I love these counterintuitive tricks designed to help you be more productive fast. These are especially good for times when you are feeling “stuck” or just are having a hard time getting going on an important project or anything that involves creativity or writing.
What helps you get going when you are not being productive? Please share your ideas in the comments section.
A ten year longitudinal study on executive transitions found that more than 50% of executives who inherit a mess fail within their first 18 months on the job. Also uncovered by the study were the numerous landmines for leaders in this situation. Based on this research and my experience, here are six things the most effective leaders do to avoid failing in a new role.
“Almost every organization benefits from having the right partners. Unfortunately this seemingly natural bias to partner leads to bad choices without a strategic approach to partnerships and guiding criteria.
The most valuable partners 1) share interests and 2) have differentially valuable strengths.
So, partner with organizations that meet both criteria and work with other organizations in other ways.”
How a person defines success is a subjective thing, but likely involves some combination of financial independence, loving relationships, a solid education, and a rewarding career. It’s all about having the discipline to do the same simple things every day.
When emotional intelligence first appeared to the masses, it served as the missing link in a peculiar finding: people with average IQs outperform those with the highest IQs 70% of the time. This anomaly threw a massive wrench into what many people had always assumed was the sole source of success—IQ.
Every organization needs strategic thinkers. In a 2013 Management Research Group survey, when executives were asked to select the leadership behaviors that were most critical to their organization’s future success, 97% of the time they chose being strategic.
What they found…give them a real problem to solve.
Long dreary corridors, impersonal waiting rooms, the smell of disinfectant — hospitals tend to be anonymous and depressing places. Even if you’re just there as a visitor, you’re bound to wonder, “How can my friend recover in such an awful place? Will I get out of here without catching an infection?”

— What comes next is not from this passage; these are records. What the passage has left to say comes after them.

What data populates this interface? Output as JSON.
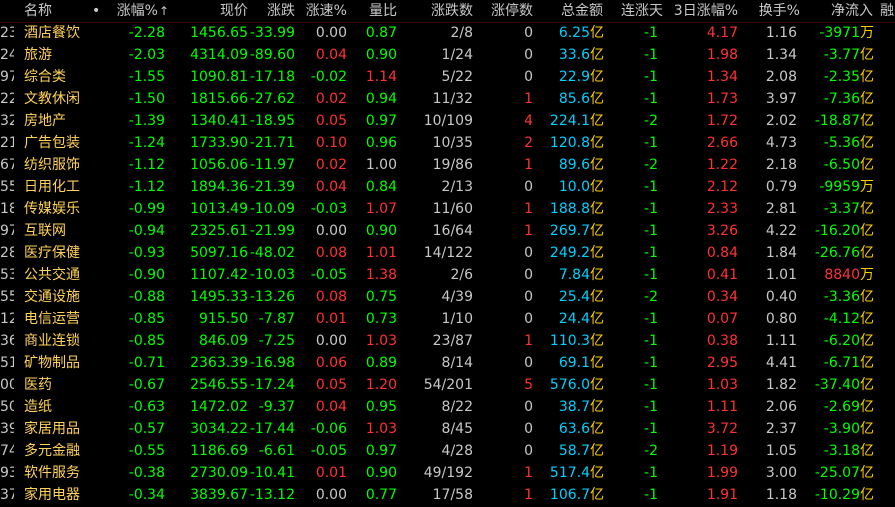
{
  "colors": {
    "up": "#ff3232",
    "down": "#00ff00",
    "neutral": "#c8c8c8",
    "name": "#ffd25a",
    "amount": "#00d0ff",
    "unit": "#ffd000",
    "code": "#c8c8c8",
    "header": "#c8c8c8"
  },
  "header": {
    "cols": [
      "名称",
      "•",
      "涨幅%",
      "现价",
      "涨跌",
      "涨速%",
      "量比",
      "涨跌数",
      "涨停数",
      "总金额",
      "连涨天",
      "3日涨幅%",
      "换手%",
      "净流入",
      "融"
    ],
    "sort_arrow": "↑"
  },
  "rows": [
    {
      "code": "23",
      "name": "酒店餐饮",
      "chg": "-2.28",
      "price": "1456.65",
      "diff": "-33.99",
      "speed": "0.00",
      "vr": "0.87",
      "adv": "2/8",
      "lim": "0",
      "amt": "6.25",
      "amt_unit": "亿",
      "streak": "-1",
      "d3": "4.17",
      "turn": "1.16",
      "flow": "-3971",
      "flow_unit": "万"
    },
    {
      "code": "24",
      "name": "旅游",
      "chg": "-2.03",
      "price": "4314.09",
      "diff": "-89.60",
      "speed": "0.04",
      "vr": "0.90",
      "adv": "1/24",
      "lim": "0",
      "amt": "33.6",
      "amt_unit": "亿",
      "streak": "-1",
      "d3": "1.98",
      "turn": "1.34",
      "flow": "-3.77",
      "flow_unit": "亿"
    },
    {
      "code": "97",
      "name": "综合类",
      "chg": "-1.55",
      "price": "1090.81",
      "diff": "-17.18",
      "speed": "-0.02",
      "vr": "1.14",
      "adv": "5/22",
      "lim": "0",
      "amt": "22.9",
      "amt_unit": "亿",
      "streak": "-1",
      "d3": "1.34",
      "turn": "2.08",
      "flow": "-2.35",
      "flow_unit": "亿"
    },
    {
      "code": "22",
      "name": "文教休闲",
      "chg": "-1.50",
      "price": "1815.66",
      "diff": "-27.62",
      "speed": "0.02",
      "vr": "0.94",
      "adv": "11/32",
      "lim": "1",
      "amt": "85.6",
      "amt_unit": "亿",
      "streak": "-1",
      "d3": "1.73",
      "turn": "3.97",
      "flow": "-7.36",
      "flow_unit": "亿"
    },
    {
      "code": "32",
      "name": "房地产",
      "chg": "-1.39",
      "price": "1340.41",
      "diff": "-18.95",
      "speed": "0.05",
      "vr": "0.97",
      "adv": "10/109",
      "lim": "4",
      "amt": "224.1",
      "amt_unit": "亿",
      "streak": "-2",
      "d3": "1.72",
      "turn": "2.02",
      "flow": "-18.87",
      "flow_unit": "亿"
    },
    {
      "code": "21",
      "name": "广告包装",
      "chg": "-1.24",
      "price": "1733.90",
      "diff": "-21.71",
      "speed": "0.10",
      "vr": "0.96",
      "adv": "10/35",
      "lim": "2",
      "amt": "120.8",
      "amt_unit": "亿",
      "streak": "-1",
      "d3": "2.66",
      "turn": "4.73",
      "flow": "-5.36",
      "flow_unit": "亿"
    },
    {
      "code": "67",
      "name": "纺织服饰",
      "chg": "-1.12",
      "price": "1056.06",
      "diff": "-11.97",
      "speed": "0.02",
      "vr": "1.00",
      "adv": "19/86",
      "lim": "1",
      "amt": "89.6",
      "amt_unit": "亿",
      "streak": "-2",
      "d3": "1.22",
      "turn": "2.18",
      "flow": "-6.50",
      "flow_unit": "亿"
    },
    {
      "code": "55",
      "name": "日用化工",
      "chg": "-1.12",
      "price": "1894.36",
      "diff": "-21.39",
      "speed": "0.04",
      "vr": "0.84",
      "adv": "2/13",
      "lim": "0",
      "amt": "10.0",
      "amt_unit": "亿",
      "streak": "-1",
      "d3": "2.12",
      "turn": "0.79",
      "flow": "-9959",
      "flow_unit": "万"
    },
    {
      "code": "18",
      "name": "传媒娱乐",
      "chg": "-0.99",
      "price": "1013.49",
      "diff": "-10.09",
      "speed": "-0.03",
      "vr": "1.07",
      "adv": "11/60",
      "lim": "1",
      "amt": "188.8",
      "amt_unit": "亿",
      "streak": "-1",
      "d3": "2.33",
      "turn": "2.81",
      "flow": "-3.37",
      "flow_unit": "亿"
    },
    {
      "code": "97",
      "name": "互联网",
      "chg": "-0.94",
      "price": "2325.61",
      "diff": "-21.99",
      "speed": "0.00",
      "vr": "0.90",
      "adv": "16/64",
      "lim": "1",
      "amt": "269.7",
      "amt_unit": "亿",
      "streak": "-1",
      "d3": "3.26",
      "turn": "4.22",
      "flow": "-16.20",
      "flow_unit": "亿"
    },
    {
      "code": "28",
      "name": "医疗保健",
      "chg": "-0.93",
      "price": "5097.16",
      "diff": "-48.02",
      "speed": "0.08",
      "vr": "1.01",
      "adv": "14/122",
      "lim": "0",
      "amt": "249.2",
      "amt_unit": "亿",
      "streak": "-1",
      "d3": "0.84",
      "turn": "1.84",
      "flow": "-26.76",
      "flow_unit": "亿"
    },
    {
      "code": "53",
      "name": "公共交通",
      "chg": "-0.90",
      "price": "1107.42",
      "diff": "-10.03",
      "speed": "-0.05",
      "vr": "1.38",
      "adv": "2/6",
      "lim": "0",
      "amt": "7.84",
      "amt_unit": "亿",
      "streak": "-1",
      "d3": "0.41",
      "turn": "1.01",
      "flow": "8840",
      "flow_unit": "万"
    },
    {
      "code": "55",
      "name": "交通设施",
      "chg": "-0.88",
      "price": "1495.33",
      "diff": "-13.26",
      "speed": "0.08",
      "vr": "0.75",
      "adv": "4/39",
      "lim": "0",
      "amt": "25.4",
      "amt_unit": "亿",
      "streak": "-2",
      "d3": "0.34",
      "turn": "0.40",
      "flow": "-3.36",
      "flow_unit": "亿"
    },
    {
      "code": "12",
      "name": "电信运营",
      "chg": "-0.85",
      "price": "915.50",
      "diff": "-7.87",
      "speed": "0.01",
      "vr": "0.73",
      "adv": "1/10",
      "lim": "0",
      "amt": "24.4",
      "amt_unit": "亿",
      "streak": "-1",
      "d3": "0.07",
      "turn": "0.80",
      "flow": "-4.12",
      "flow_unit": "亿"
    },
    {
      "code": "36",
      "name": "商业连锁",
      "chg": "-0.85",
      "price": "846.09",
      "diff": "-7.25",
      "speed": "0.00",
      "vr": "1.03",
      "adv": "23/87",
      "lim": "1",
      "amt": "110.3",
      "amt_unit": "亿",
      "streak": "-1",
      "d3": "0.38",
      "turn": "1.11",
      "flow": "-6.20",
      "flow_unit": "亿"
    },
    {
      "code": "51",
      "name": "矿物制品",
      "chg": "-0.71",
      "price": "2363.39",
      "diff": "-16.98",
      "speed": "0.06",
      "vr": "0.89",
      "adv": "8/14",
      "lim": "0",
      "amt": "69.1",
      "amt_unit": "亿",
      "streak": "-1",
      "d3": "2.95",
      "turn": "4.41",
      "flow": "-6.71",
      "flow_unit": "亿"
    },
    {
      "code": "00",
      "name": "医药",
      "chg": "-0.67",
      "price": "2546.55",
      "diff": "-17.24",
      "speed": "0.05",
      "vr": "1.20",
      "adv": "54/201",
      "lim": "5",
      "amt": "576.0",
      "amt_unit": "亿",
      "streak": "-1",
      "d3": "1.03",
      "turn": "1.82",
      "flow": "-37.40",
      "flow_unit": "亿"
    },
    {
      "code": "50",
      "name": "造纸",
      "chg": "-0.63",
      "price": "1472.02",
      "diff": "-9.37",
      "speed": "0.04",
      "vr": "0.95",
      "adv": "8/22",
      "lim": "0",
      "amt": "38.7",
      "amt_unit": "亿",
      "streak": "-1",
      "d3": "1.11",
      "turn": "2.06",
      "flow": "-2.69",
      "flow_unit": "亿"
    },
    {
      "code": "39",
      "name": "家居用品",
      "chg": "-0.57",
      "price": "3034.22",
      "diff": "-17.44",
      "speed": "-0.06",
      "vr": "1.03",
      "adv": "8/45",
      "lim": "0",
      "amt": "63.6",
      "amt_unit": "亿",
      "streak": "-1",
      "d3": "3.72",
      "turn": "2.37",
      "flow": "-3.90",
      "flow_unit": "亿"
    },
    {
      "code": "74",
      "name": "多元金融",
      "chg": "-0.55",
      "price": "1186.69",
      "diff": "-6.61",
      "speed": "-0.05",
      "vr": "0.97",
      "adv": "4/28",
      "lim": "0",
      "amt": "58.7",
      "amt_unit": "亿",
      "streak": "-2",
      "d3": "1.19",
      "turn": "1.05",
      "flow": "-3.18",
      "flow_unit": "亿"
    },
    {
      "code": "93",
      "name": "软件服务",
      "chg": "-0.38",
      "price": "2730.09",
      "diff": "-10.41",
      "speed": "0.01",
      "vr": "0.90",
      "adv": "49/192",
      "lim": "1",
      "amt": "517.4",
      "amt_unit": "亿",
      "streak": "-1",
      "d3": "1.99",
      "turn": "3.00",
      "flow": "-25.07",
      "flow_unit": "亿"
    },
    {
      "code": "37",
      "name": "家用电器",
      "chg": "-0.34",
      "price": "3839.67",
      "diff": "-13.12",
      "speed": "0.00",
      "vr": "0.77",
      "adv": "17/58",
      "lim": "1",
      "amt": "106.7",
      "amt_unit": "亿",
      "streak": "-1",
      "d3": "1.91",
      "turn": "1.18",
      "flow": "-10.29",
      "flow_unit": "亿"
    }
  ]
}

The Rotterdam Eye Hospital, a leading eye hospital in The Netherlands, transformed its patients’ experiences by initiating creative interior designs and looking at their hospital through the patients eyes. By doing so, patient intake rose 47%.